Your assignment => Please output the data exactly, minus pictures.

Website and app data records
•••

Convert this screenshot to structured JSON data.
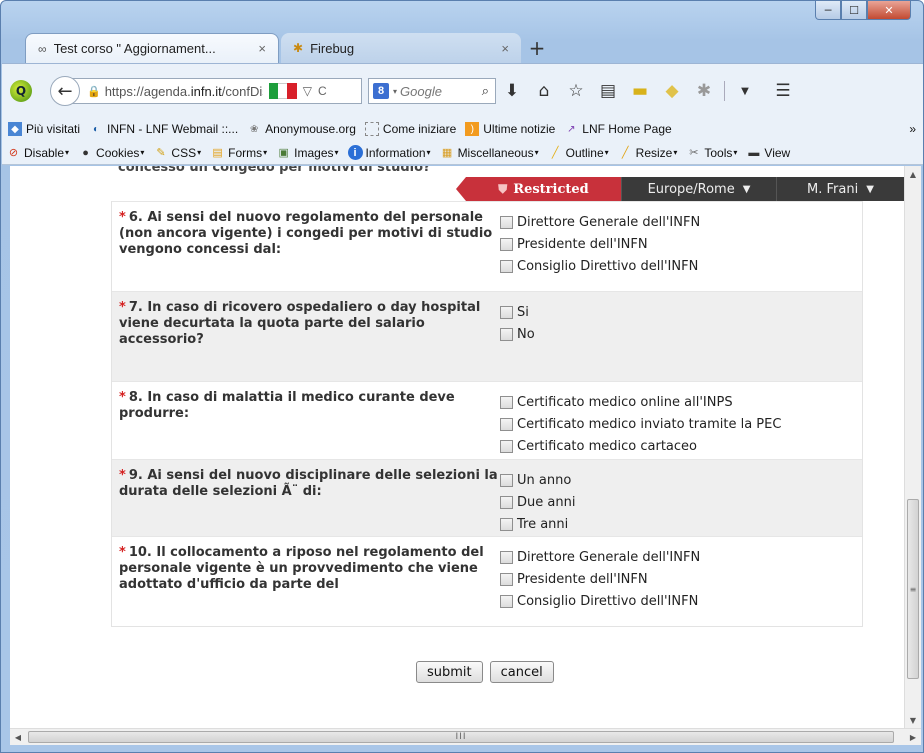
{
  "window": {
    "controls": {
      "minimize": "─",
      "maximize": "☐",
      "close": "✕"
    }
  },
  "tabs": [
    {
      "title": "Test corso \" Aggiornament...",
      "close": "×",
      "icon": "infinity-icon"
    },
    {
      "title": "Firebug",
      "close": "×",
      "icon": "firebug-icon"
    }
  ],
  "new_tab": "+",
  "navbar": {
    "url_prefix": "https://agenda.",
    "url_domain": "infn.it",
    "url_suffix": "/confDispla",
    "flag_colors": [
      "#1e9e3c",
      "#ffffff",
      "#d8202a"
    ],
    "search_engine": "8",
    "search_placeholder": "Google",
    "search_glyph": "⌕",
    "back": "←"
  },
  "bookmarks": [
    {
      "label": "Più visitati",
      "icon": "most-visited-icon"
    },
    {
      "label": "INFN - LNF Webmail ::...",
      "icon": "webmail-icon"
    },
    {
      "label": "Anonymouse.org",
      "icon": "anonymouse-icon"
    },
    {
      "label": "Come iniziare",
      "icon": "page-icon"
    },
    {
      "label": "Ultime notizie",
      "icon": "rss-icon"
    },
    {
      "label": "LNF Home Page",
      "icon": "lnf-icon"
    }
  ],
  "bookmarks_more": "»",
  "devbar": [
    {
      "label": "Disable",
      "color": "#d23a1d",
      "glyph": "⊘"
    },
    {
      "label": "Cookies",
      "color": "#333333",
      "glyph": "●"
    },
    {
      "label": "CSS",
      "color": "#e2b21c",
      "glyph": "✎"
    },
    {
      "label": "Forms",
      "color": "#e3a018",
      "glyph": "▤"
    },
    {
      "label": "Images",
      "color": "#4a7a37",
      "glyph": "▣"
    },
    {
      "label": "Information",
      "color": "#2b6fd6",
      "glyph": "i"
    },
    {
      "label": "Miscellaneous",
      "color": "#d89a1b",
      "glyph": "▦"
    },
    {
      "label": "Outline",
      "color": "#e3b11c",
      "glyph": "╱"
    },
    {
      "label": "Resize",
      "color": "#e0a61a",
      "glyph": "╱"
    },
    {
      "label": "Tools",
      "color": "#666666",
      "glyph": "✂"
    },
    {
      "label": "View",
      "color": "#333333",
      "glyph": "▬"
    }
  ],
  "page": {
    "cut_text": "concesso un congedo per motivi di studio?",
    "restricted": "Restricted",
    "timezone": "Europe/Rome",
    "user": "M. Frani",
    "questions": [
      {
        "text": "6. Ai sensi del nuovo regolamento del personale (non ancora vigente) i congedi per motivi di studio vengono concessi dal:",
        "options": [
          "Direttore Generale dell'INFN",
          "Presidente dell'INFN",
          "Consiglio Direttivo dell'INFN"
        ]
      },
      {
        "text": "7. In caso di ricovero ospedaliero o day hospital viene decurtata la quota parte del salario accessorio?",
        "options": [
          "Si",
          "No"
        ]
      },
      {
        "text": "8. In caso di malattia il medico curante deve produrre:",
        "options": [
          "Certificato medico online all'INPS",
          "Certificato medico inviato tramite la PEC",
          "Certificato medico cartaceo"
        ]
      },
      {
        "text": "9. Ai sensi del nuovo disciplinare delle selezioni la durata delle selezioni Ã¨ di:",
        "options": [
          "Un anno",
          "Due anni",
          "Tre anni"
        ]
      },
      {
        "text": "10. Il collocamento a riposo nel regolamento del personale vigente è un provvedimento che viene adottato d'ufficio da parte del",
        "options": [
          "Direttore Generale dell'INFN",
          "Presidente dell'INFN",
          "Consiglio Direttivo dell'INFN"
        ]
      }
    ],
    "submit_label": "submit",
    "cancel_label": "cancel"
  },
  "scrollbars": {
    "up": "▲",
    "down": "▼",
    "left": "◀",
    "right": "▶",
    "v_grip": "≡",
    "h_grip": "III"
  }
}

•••

Response =>
Convert this screenshot to structured JSON data.
{
  "window": {
    "controls": {
      "minimize": "─",
      "maximize": "☐",
      "close": "✕"
    }
  },
  "tabs": [
    {
      "title": "Test corso \" Aggiornament...",
      "close": "×",
      "icon": "infinity-icon"
    },
    {
      "title": "Firebug",
      "close": "×",
      "icon": "firebug-icon"
    }
  ],
  "new_tab": "+",
  "navbar": {
    "url_prefix": "https://agenda.",
    "url_domain": "infn.it",
    "url_suffix": "/confDispla",
    "flag_colors": [
      "#1e9e3c",
      "#ffffff",
      "#d8202a"
    ],
    "search_engine": "8",
    "search_placeholder": "Google",
    "search_glyph": "⌕",
    "back": "←"
  },
  "bookmarks": [
    {
      "label": "Più visitati",
      "icon": "most-visited-icon"
    },
    {
      "label": "INFN - LNF Webmail ::...",
      "icon": "webmail-icon"
    },
    {
      "label": "Anonymouse.org",
      "icon": "anonymouse-icon"
    },
    {
      "label": "Come iniziare",
      "icon": "page-icon"
    },
    {
      "label": "Ultime notizie",
      "icon": "rss-icon"
    },
    {
      "label": "LNF Home Page",
      "icon": "lnf-icon"
    }
  ],
  "bookmarks_more": "»",
  "devbar": [
    {
      "label": "Disable",
      "color": "#d23a1d",
      "glyph": "⊘"
    },
    {
      "label": "Cookies",
      "color": "#333333",
      "glyph": "●"
    },
    {
      "label": "CSS",
      "color": "#e2b21c",
      "glyph": "✎"
    },
    {
      "label": "Forms",
      "color": "#e3a018",
      "glyph": "▤"
    },
    {
      "label": "Images",
      "color": "#4a7a37",
      "glyph": "▣"
    },
    {
      "label": "Information",
      "color": "#2b6fd6",
      "glyph": "i"
    },
    {
      "label": "Miscellaneous",
      "color": "#d89a1b",
      "glyph": "▦"
    },
    {
      "label": "Outline",
      "color": "#e3b11c",
      "glyph": "╱"
    },
    {
      "label": "Resize",
      "color": "#e0a61a",
      "glyph": "╱"
    },
    {
      "label": "Tools",
      "color": "#666666",
      "glyph": "✂"
    },
    {
      "label": "View",
      "color": "#333333",
      "glyph": "▬"
    }
  ],
  "page": {
    "cut_text": "concesso un congedo per motivi di studio?",
    "restricted": "Restricted",
    "timezone": "Europe/Rome",
    "user": "M. Frani",
    "questions": [
      {
        "text": "6. Ai sensi del nuovo regolamento del personale (non ancora vigente) i congedi per motivi di studio vengono concessi dal:",
        "options": [
          "Direttore Generale dell'INFN",
          "Presidente dell'INFN",
          "Consiglio Direttivo dell'INFN"
        ]
      },
      {
        "text": "7. In caso di ricovero ospedaliero o day hospital viene decurtata la quota parte del salario accessorio?",
        "options": [
          "Si",
          "No"
        ]
      },
      {
        "text": "8. In caso di malattia il medico curante deve produrre:",
        "options": [
          "Certificato medico online all'INPS",
          "Certificato medico inviato tramite la PEC",
          "Certificato medico cartaceo"
        ]
      },
      {
        "text": "9. Ai sensi del nuovo disciplinare delle selezioni la durata delle selezioni Ã¨ di:",
        "options": [
          "Un anno",
          "Due anni",
          "Tre anni"
        ]
      },
      {
        "text": "10. Il collocamento a riposo nel regolamento del personale vigente è un provvedimento che viene adottato d'ufficio da parte del",
        "options": [
          "Direttore Generale dell'INFN",
          "Presidente dell'INFN",
          "Consiglio Direttivo dell'INFN"
        ]
      }
    ],
    "submit_label": "submit",
    "cancel_label": "cancel"
  },
  "scrollbars": {
    "up": "▲",
    "down": "▼",
    "left": "◀",
    "right": "▶",
    "v_grip": "≡",
    "h_grip": "III"
  }
}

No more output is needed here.